But tenants at 374-46 Prospect Place allege that they were already on the path toward homeownership, and in 2000 the Tenant Association signed a contract with HPD, selling the tenants the building for $1, with the expectation that every resident would eventually own their own unit.

Under the contract: HPD was suppose to help the tenants manage the building with the assistance of an HPD-TIL Building Coordinator for five years; newly renovate the building at the end of the five year period; and allow tenants to move back into their units after the renovation project as cooperative shareholders buying back their units for $250.

The tenants say the city never held up their end of the bargain and instead seized their building under  ANCP, completely robbing them of their opportunity to own property.

Longtime Prospect Place resident Celeste Morris, wants increased transparency at the agency she claims is working hand in hand with the Department of Buildings (DOB) and Finance (DOF) to decrease black homeownership.

“HPD is an agency that needs to be audited. Hopefully, the office of the Comptroller will be able to do that. The TIL program was something that was offered to tenants in many buildings, several of them are HDFCs, where people are now being told they can’t own their units anymore. These are one of the really great programs for affordable housing. Hopefully, you will be able to do some kind of audit, so we can get some of this under control as to HPD’s taking of the land and wealth from out people,” said Morris.

Tammy Meadows, a resident of 374-76 Prospect Place, said that the seizure of their building is just another way to allow gentrification to continue sweeping across Central Brooklyn.

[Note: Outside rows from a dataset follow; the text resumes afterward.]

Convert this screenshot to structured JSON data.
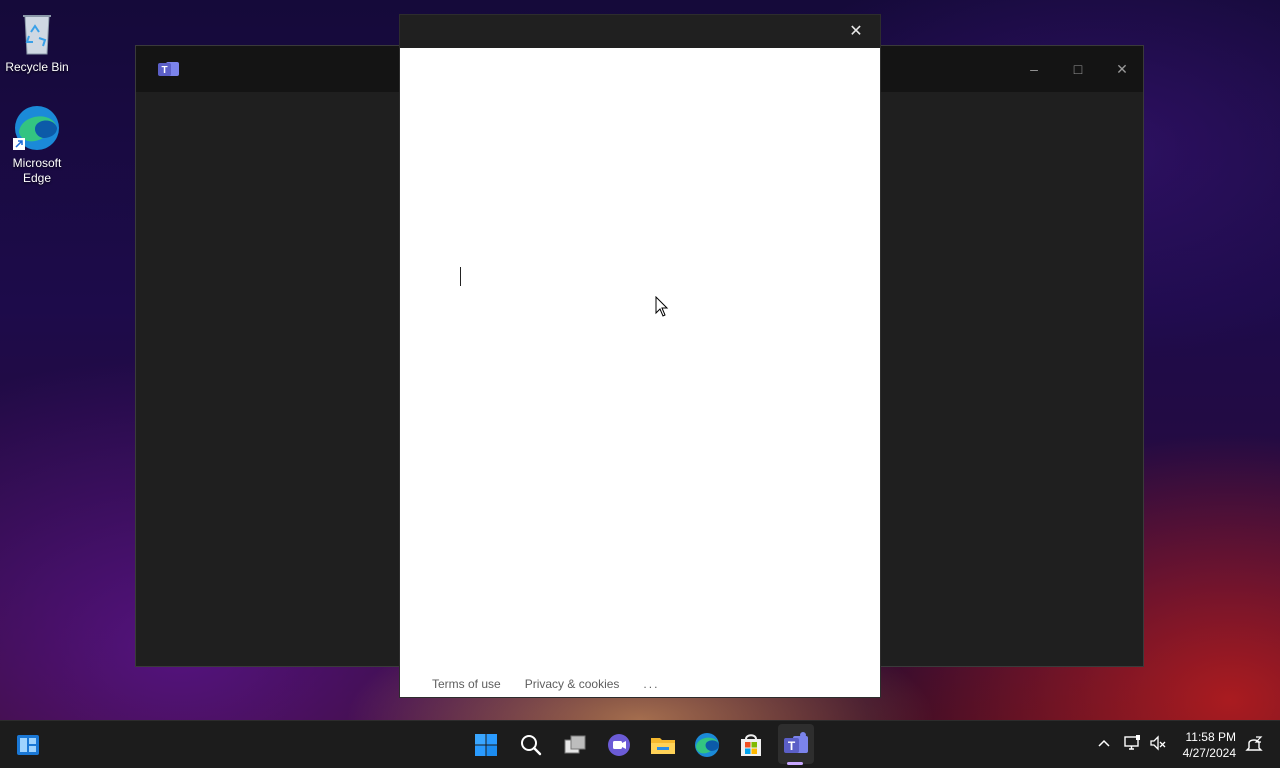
{
  "desktop": {
    "icons": [
      {
        "label": "Recycle Bin",
        "icon": "recycle-bin-icon"
      },
      {
        "label": "Microsoft\nEdge",
        "icon": "edge-icon"
      }
    ]
  },
  "teams_window": {
    "app_icon": "teams-icon",
    "controls": {
      "minimize": "–",
      "maximize": "□",
      "close": "✕"
    }
  },
  "dialog": {
    "close_label": "✕",
    "footer": {
      "terms": "Terms of use",
      "privacy": "Privacy & cookies",
      "more": "..."
    }
  },
  "taskbar": {
    "widgets_icon": "widgets-icon",
    "apps": [
      {
        "name": "start",
        "icon": "windows-start-icon"
      },
      {
        "name": "search",
        "icon": "search-icon"
      },
      {
        "name": "task-view",
        "icon": "task-view-icon"
      },
      {
        "name": "chat",
        "icon": "chat-icon"
      },
      {
        "name": "file-explorer",
        "icon": "folder-icon"
      },
      {
        "name": "edge",
        "icon": "edge-icon"
      },
      {
        "name": "store",
        "icon": "store-icon"
      },
      {
        "name": "teams",
        "icon": "teams-icon",
        "active": true
      }
    ],
    "tray": {
      "chevron": "^",
      "time": "11:58 PM",
      "date": "4/27/2024"
    }
  },
  "colors": {
    "teams_purple": "#5b5fc7",
    "dialog_bg": "#ffffff",
    "taskbar_bg": "#1c1c1c"
  }
}
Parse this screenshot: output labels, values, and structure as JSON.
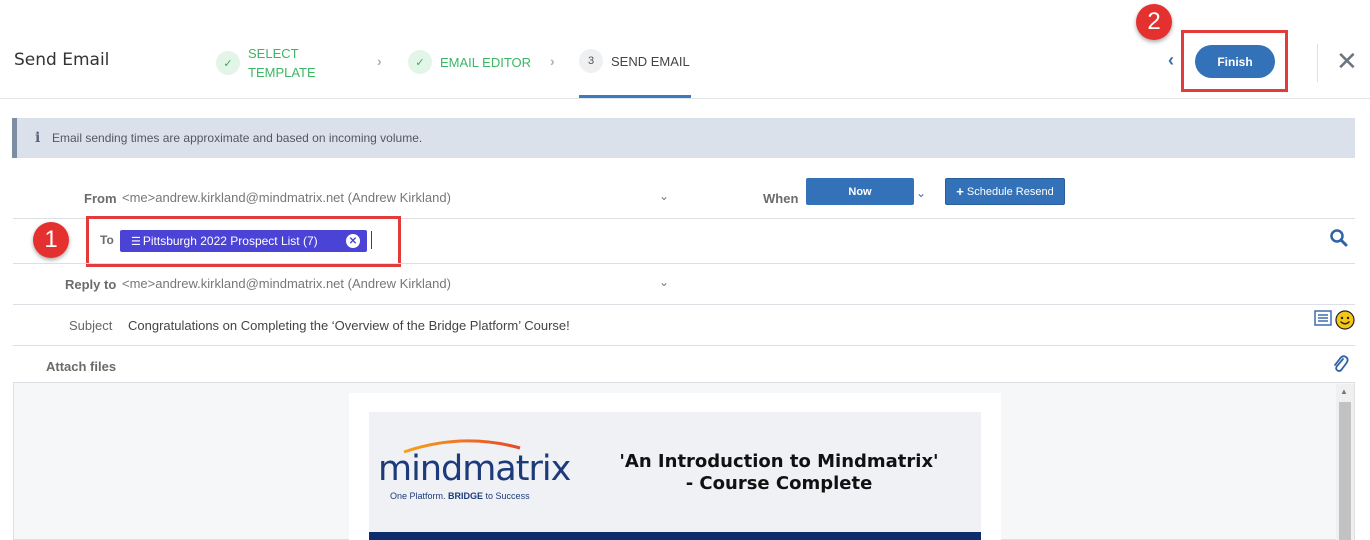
{
  "header": {
    "title": "Send Email",
    "steps": [
      {
        "line1": "SELECT",
        "line2": "TEMPLATE",
        "state": "done",
        "marker": "✓"
      },
      {
        "label": "EMAIL EDITOR",
        "state": "done",
        "marker": "✓"
      },
      {
        "label": "SEND EMAIL",
        "state": "current",
        "marker": "3"
      }
    ],
    "finish_label": "Finish"
  },
  "annotations": {
    "badge1": "1",
    "badge2": "2"
  },
  "notice": {
    "text": "Email sending times are approximate and based on incoming volume."
  },
  "form": {
    "from_label": "From",
    "from_value": "<me>andrew.kirkland@mindmatrix.net (Andrew Kirkland)",
    "when_label": "When",
    "now_label": "Now",
    "schedule_label": "Schedule Resend",
    "to_label": "To",
    "to_chip": "Pittsburgh 2022 Prospect List (7)",
    "reply_label": "Reply to",
    "reply_value": "<me>andrew.kirkland@mindmatrix.net (Andrew Kirkland)",
    "subject_label": "Subject",
    "subject_value": "Congratulations on Completing the ‘Overview of the Bridge Platform’ Course!",
    "attach_label": "Attach files"
  },
  "email_preview": {
    "logo_text": "mindmatrix",
    "logo_tagline_a": "One Platform. ",
    "logo_tagline_b": "BRIDGE",
    "logo_tagline_c": " to Success",
    "heading_line1": "'An Introduction to Mindmatrix'",
    "heading_line2": "- Course Complete"
  },
  "colors": {
    "accent": "#3372b8",
    "chip": "#4a43d6",
    "done": "#3cb664",
    "annotation": "#e23b3b"
  },
  "icons": [
    "check-icon",
    "chevron-right-icon",
    "chevron-left-icon",
    "close-icon",
    "info-icon",
    "chevron-down-icon",
    "plus-icon",
    "list-icon",
    "remove-icon",
    "search-icon",
    "smiley-icon",
    "paperclip-icon"
  ]
}
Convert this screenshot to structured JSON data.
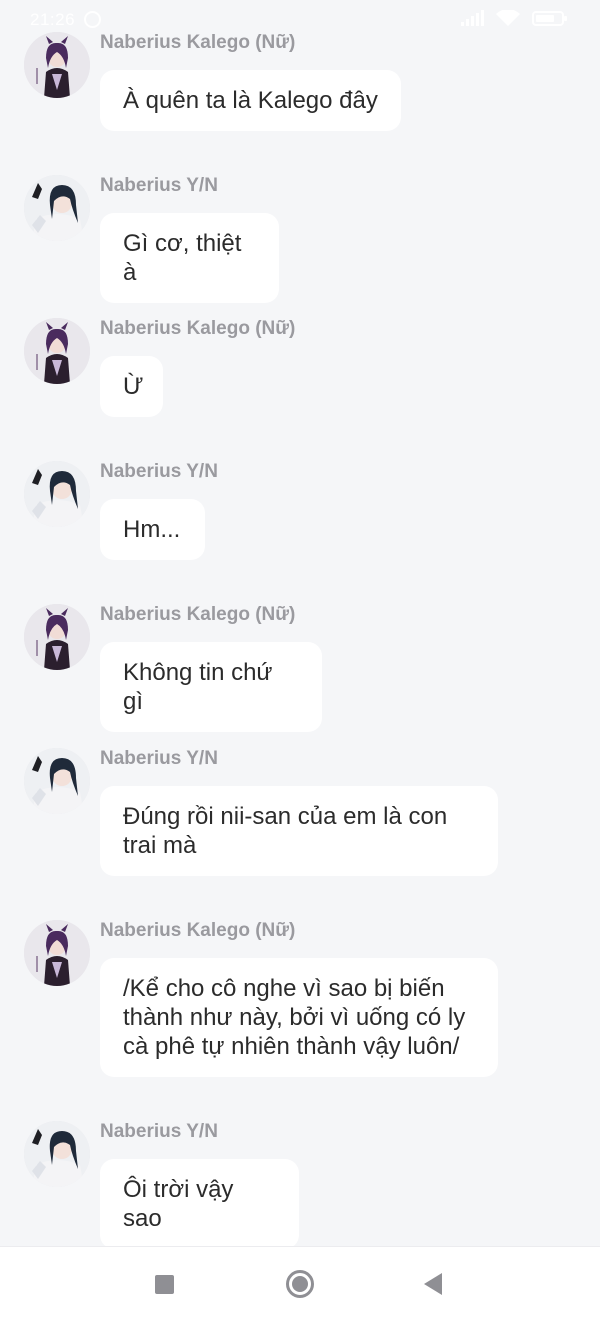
{
  "status_bar": {
    "time": "21:26"
  },
  "senders": {
    "kalego": "Naberius Kalego (Nữ)",
    "yn": "Naberius Y/N"
  },
  "messages": [
    {
      "sender": "Naberius Kalego (Nữ)",
      "avatar": "kalego-avatar",
      "text": "À quên ta là Kalego đây"
    },
    {
      "sender": "Naberius Y/N",
      "avatar": "yn-avatar",
      "text": "Gì cơ, thiệt à"
    },
    {
      "sender": "Naberius Kalego (Nữ)",
      "avatar": "kalego-avatar",
      "text": "Ừ"
    },
    {
      "sender": "Naberius Y/N",
      "avatar": "yn-avatar",
      "text": "Hm..."
    },
    {
      "sender": "Naberius Kalego (Nữ)",
      "avatar": "kalego-avatar",
      "text": "Không tin chứ gì"
    },
    {
      "sender": "Naberius Y/N",
      "avatar": "yn-avatar",
      "text": "Đúng rồi nii-san của em là con trai mà"
    },
    {
      "sender": "Naberius Kalego (Nữ)",
      "avatar": "kalego-avatar",
      "text": "/Kể cho cô nghe vì sao bị biến thành như này, bởi vì uống có ly cà phê tự nhiên thành vậy luôn/"
    },
    {
      "sender": "Naberius Y/N",
      "avatar": "yn-avatar",
      "text": "Ôi trời vậy sao"
    }
  ],
  "nav_bar": {
    "buttons": [
      "recents-icon",
      "home-icon",
      "back-icon"
    ]
  },
  "colors": {
    "background": "#f5f6f8",
    "bubble": "#ffffff",
    "sender_text": "#9a9a9f",
    "message_text": "#2b2b2b",
    "nav_icon": "#8f8f94"
  }
}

“Why would we just give up our rights to the building under the TIL Program when we put up all the sweat equity into the building. Now you come to tell us that because there is a building across the street with condos that we don’t fit there anymore,” said Meadows.

NYC Comptroller Scott Stringer taking community questions about HPD’s TPT program. Photo Susan Watts/NYC Comptroller’s office.

Meadows also went on to note that previous buildings seized under ANCP haven’t been very successful at fulfilling their promise. She cites the fact, that at her building for over 11 years there have been temporary relocation tenants that were never moved back into their former buildings.

“They were promised to go back to their building after renovation. They have never gone back to their building. And now they are asking us to pack up and leave. They said that once we leave were no longer a TIL organization and we’re not HDFC, were in limbo. Why would we trust to do that for two years and give up our rights to the building? HPD is a monster for gentrification. They have steamrolled through the neighborhoods and are partnering with these developers that we know nothing about,” added Meadows.

Meadows says that the plan is for them to move out for two years while the building at Prospect Place is renovated but she has reservations about leaving her longtime neighborhood and home after so many broken promises.

Stringer is hoping to be able to help stop some of the loss in homeownership across black communities going forward, committing himself to finding a solution to the problem.

“We don’t want to see people who have built up our city being thrown out of their homes. It’s disheartening to hear people tonight who are obviously here because they want action by HPD. We need a way to solve this issue because the answer is not taking people’s home,” said Stringer.

“Let me pledge to you tonight that we will work with you on this, we have been also looking at these programs, HDFCs and TIL. We have tried to hold them accountable and not take it out on tenants but I promise to engage you and work together on this issue,” added Stringer.